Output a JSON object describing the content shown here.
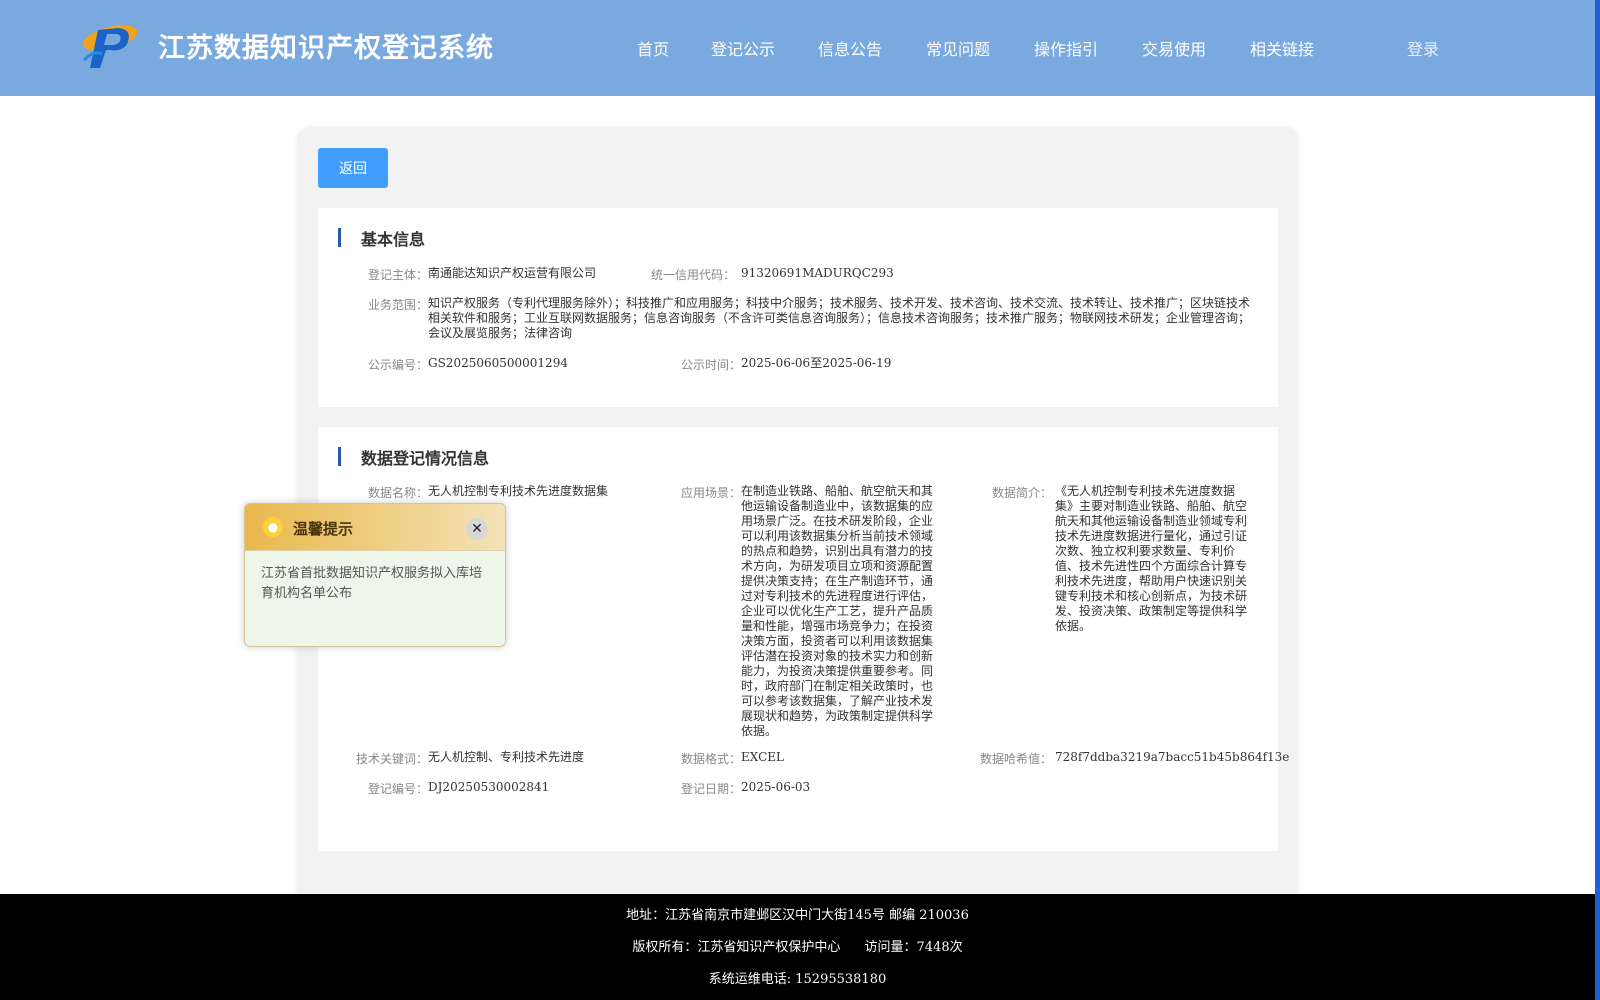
{
  "header": {
    "site_title": "江苏数据知识产权登记系统",
    "nav": [
      "首页",
      "登记公示",
      "信息公告",
      "常见问题",
      "操作指引",
      "交易使用",
      "相关链接"
    ],
    "login": "登录"
  },
  "back_label": "返回",
  "basic_info": {
    "title": "基本信息",
    "subject_label": "登记主体：",
    "subject": "南通能达知识产权运营有限公司",
    "credit_code_label": "统一信用代码：",
    "credit_code": "91320691MADURQC293",
    "scope_label": "业务范围：",
    "scope": "知识产权服务（专利代理服务除外）；科技推广和应用服务；科技中介服务；技术服务、技术开发、技术咨询、技术交流、技术转让、技术推广；区块链技术相关软件和服务；工业互联网数据服务；信息咨询服务（不含许可类信息咨询服务）；信息技术咨询服务；技术推广服务；物联网技术研发；企业管理咨询；会议及展览服务；法律咨询",
    "notice_no_label": "公示编号：",
    "notice_no": "GS2025060500001294",
    "notice_time_label": "公示时间：",
    "notice_time": "2025-06-06至2025-06-19"
  },
  "data_info": {
    "title": "数据登记情况信息",
    "name_label": "数据名称：",
    "name": "无人机控制专利技术先进度数据集",
    "scene_label": "应用场景：",
    "scene": "在制造业铁路、船舶、航空航天和其他运输设备制造业中，该数据集的应用场景广泛。在技术研发阶段，企业可以利用该数据集分析当前技术领域的热点和趋势，识别出具有潜力的技术方向，为研发项目立项和资源配置提供决策支持；在生产制造环节，通过对专利技术的先进程度进行评估，企业可以优化生产工艺，提升产品质量和性能，增强市场竞争力；在投资决策方面，投资者可以利用该数据集评估潜在投资对象的技术实力和创新能力，为投资决策提供重要参考。同时，政府部门在制定相关政策时，也可以参考该数据集，了解产业技术发展现状和趋势，为政策制定提供科学依据。",
    "intro_label": "数据简介：",
    "intro": "《无人机控制专利技术先进度数据集》主要对制造业铁路、船舶、航空航天和其他运输设备制造业领域专利技术先进度数据进行量化，通过引证次数、独立权利要求数量、专利价值、技术先进性四个方面综合计算专利技术先进度，帮助用户快速识别关键专利技术和核心创新点，为技术研发、投资决策、政策制定等提供科学依据。",
    "keywords_label": "技术关键词：",
    "keywords": "无人机控制、专利技术先进度",
    "format_label": "数据格式：",
    "format": "EXCEL",
    "hash_label": "数据哈希值：",
    "hash": "728f7ddba3219a7bacc51b45b864f13e",
    "reg_no_label": "登记编号：",
    "reg_no": "DJ20250530002841",
    "reg_date_label": "登记日期：",
    "reg_date": "2025-06-03"
  },
  "popup": {
    "title": "温馨提示",
    "message": "江苏省首批数据知识产权服务拟入库培育机构名单公布",
    "icon": "lightbulb-icon"
  },
  "footer": {
    "address": "地址：江苏省南京市建邺区汉中门大街145号 邮编 210036",
    "copyright": "版权所有：江苏省知识产权保护中心",
    "visits": "访问量：7448次",
    "hotline": "系统运维电话: 15295538180"
  },
  "colors": {
    "header_bg": "#79a9df",
    "primary_button": "#409eff",
    "footer_bg": "#000000",
    "section_marker": "#2a5aa8"
  }
}
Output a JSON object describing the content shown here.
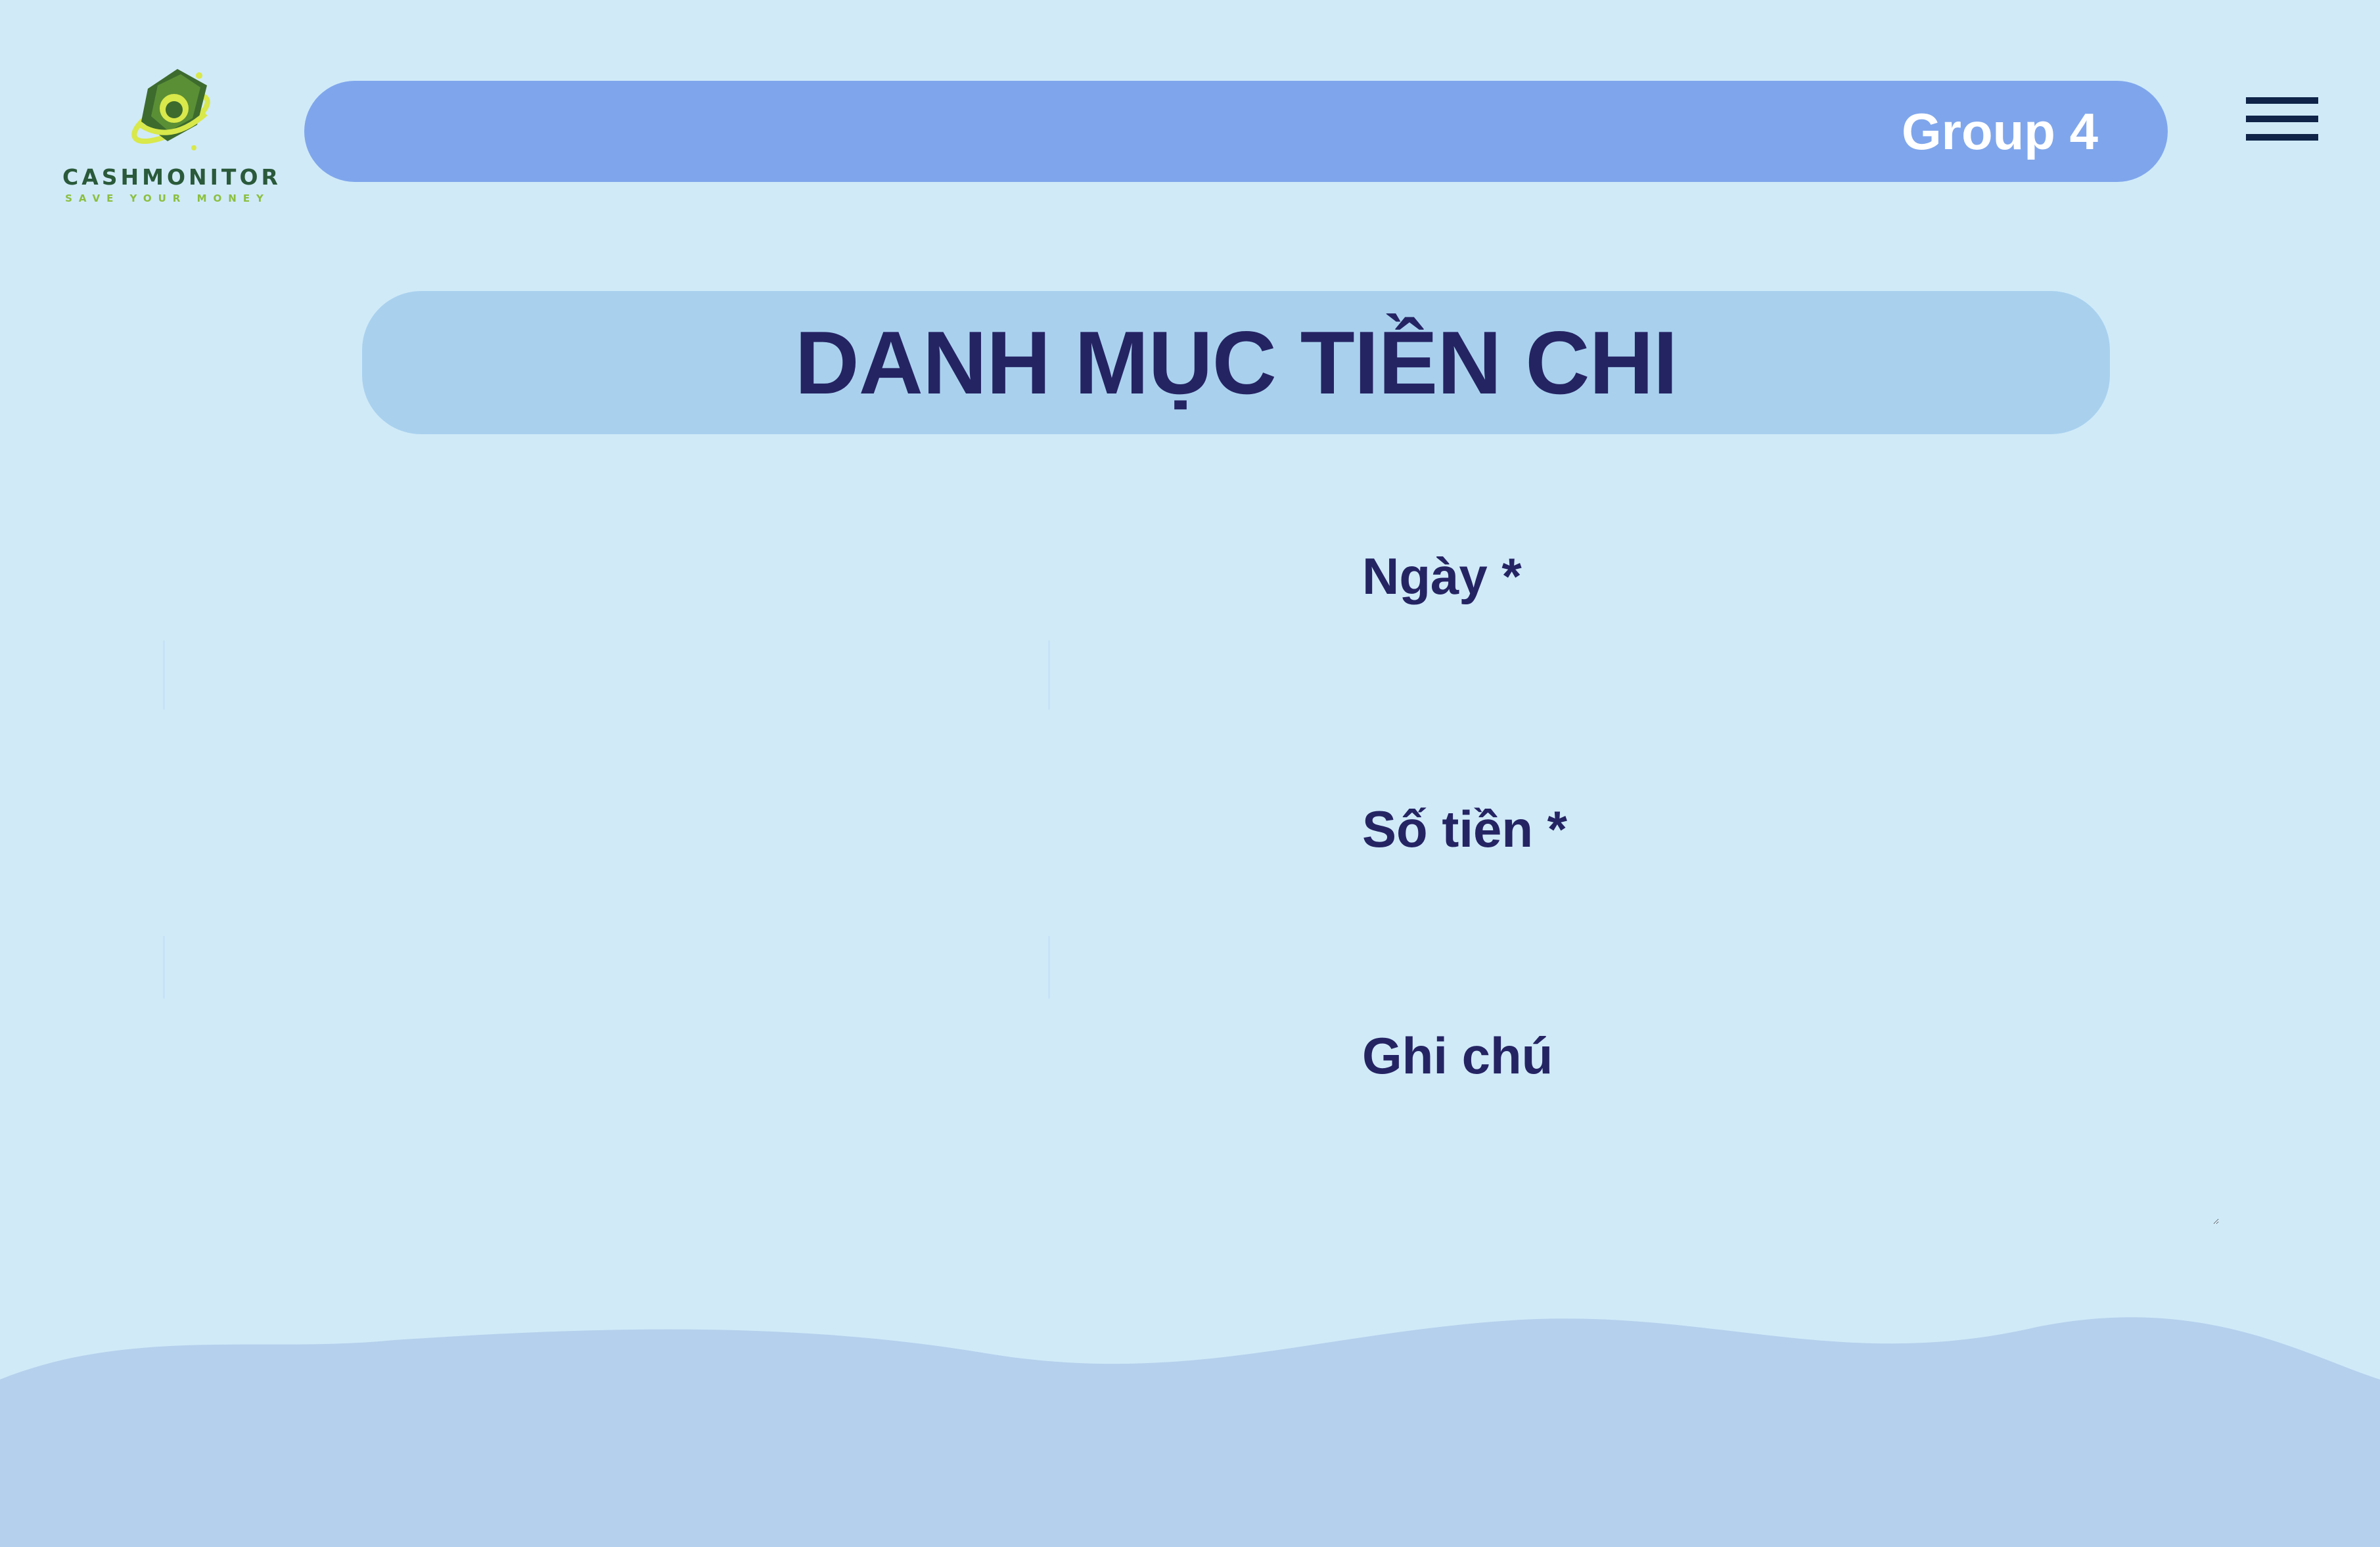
{
  "brand": {
    "name": "CASHMONITOR",
    "tagline": "SAVE YOUR MONEY"
  },
  "header": {
    "group_label": "Group 4"
  },
  "page": {
    "title": "DANH MỤC TIỀN CHI"
  },
  "form": {
    "date_label": "Ngày *",
    "date_value": "",
    "amount_label": "Số tiền *",
    "amount_value": "",
    "note_label": "Ghi chú",
    "note_value": ""
  },
  "icons": {
    "logo": "cash-globe-logo-icon",
    "menu": "hamburger-menu-icon"
  },
  "colors": {
    "background": "#d0eaf8",
    "topbar": "#7fa6ec",
    "title_box": "#a9d1ee",
    "title_text": "#252463",
    "wave": "#b5d0ec",
    "menu_icon": "#0f2448"
  }
}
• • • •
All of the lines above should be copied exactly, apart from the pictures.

RESPONSE -
Output a JSON object describing the content shown here.
{
  "header": {
    "site_title": "江苏数据知识产权登记系统",
    "nav": [
      "首页",
      "登记公示",
      "信息公告",
      "常见问题",
      "操作指引",
      "交易使用",
      "相关链接"
    ],
    "login": "登录"
  },
  "back_label": "返回",
  "basic_info": {
    "title": "基本信息",
    "subject_label": "登记主体：",
    "subject": "南通能达知识产权运营有限公司",
    "credit_code_label": "统一信用代码：",
    "credit_code": "91320691MADURQC293",
    "scope_label": "业务范围：",
    "scope": "知识产权服务（专利代理服务除外）；科技推广和应用服务；科技中介服务；技术服务、技术开发、技术咨询、技术交流、技术转让、技术推广；区块链技术相关软件和服务；工业互联网数据服务；信息咨询服务（不含许可类信息咨询服务）；信息技术咨询服务；技术推广服务；物联网技术研发；企业管理咨询；会议及展览服务；法律咨询",
    "notice_no_label": "公示编号：",
    "notice_no": "GS2025060500001294",
    "notice_time_label": "公示时间：",
    "notice_time": "2025-06-06至2025-06-19"
  },
  "data_info": {
    "title": "数据登记情况信息",
    "name_label": "数据名称：",
    "name": "无人机控制专利技术先进度数据集",
    "scene_label": "应用场景：",
    "scene": "在制造业铁路、船舶、航空航天和其他运输设备制造业中，该数据集的应用场景广泛。在技术研发阶段，企业可以利用该数据集分析当前技术领域的热点和趋势，识别出具有潜力的技术方向，为研发项目立项和资源配置提供决策支持；在生产制造环节，通过对专利技术的先进程度进行评估，企业可以优化生产工艺，提升产品质量和性能，增强市场竞争力；在投资决策方面，投资者可以利用该数据集评估潜在投资对象的技术实力和创新能力，为投资决策提供重要参考。同时，政府部门在制定相关政策时，也可以参考该数据集，了解产业技术发展现状和趋势，为政策制定提供科学依据。",
    "intro_label": "数据简介：",
    "intro": "《无人机控制专利技术先进度数据集》主要对制造业铁路、船舶、航空航天和其他运输设备制造业领域专利技术先进度数据进行量化，通过引证次数、独立权利要求数量、专利价值、技术先进性四个方面综合计算专利技术先进度，帮助用户快速识别关键专利技术和核心创新点，为技术研发、投资决策、政策制定等提供科学依据。",
    "keywords_label": "技术关键词：",
    "keywords": "无人机控制、专利技术先进度",
    "format_label": "数据格式：",
    "format": "EXCEL",
    "hash_label": "数据哈希值：",
    "hash": "728f7ddba3219a7bacc51b45b864f13e",
    "reg_no_label": "登记编号：",
    "reg_no": "DJ20250530002841",
    "reg_date_label": "登记日期：",
    "reg_date": "2025-06-03"
  },
  "popup": {
    "title": "温馨提示",
    "message": "江苏省首批数据知识产权服务拟入库培育机构名单公布",
    "icon": "lightbulb-icon"
  },
  "footer": {
    "address": "地址：江苏省南京市建邺区汉中门大街145号 邮编 210036",
    "copyright": "版权所有：江苏省知识产权保护中心",
    "visits": "访问量：7448次",
    "hotline": "系统运维电话: 15295538180"
  },
  "colors": {
    "header_bg": "#79a9df",
    "primary_button": "#409eff",
    "footer_bg": "#000000",
    "section_marker": "#2a5aa8"
  }
}
Output a JSON object describing the content shown here.
{
  "brand": {
    "name": "CASHMONITOR",
    "tagline": "SAVE YOUR MONEY"
  },
  "header": {
    "group_label": "Group 4"
  },
  "page": {
    "title": "DANH MỤC TIỀN CHI"
  },
  "form": {
    "date_label": "Ngày *",
    "date_value": "",
    "amount_label": "Số tiền *",
    "amount_value": "",
    "note_label": "Ghi chú",
    "note_value": ""
  },
  "icons": {
    "logo": "cash-globe-logo-icon",
    "menu": "hamburger-menu-icon"
  },
  "colors": {
    "background": "#d0eaf8",
    "topbar": "#7fa6ec",
    "title_box": "#a9d1ee",
    "title_text": "#252463",
    "wave": "#b5d0ec",
    "menu_icon": "#0f2448"
  }
}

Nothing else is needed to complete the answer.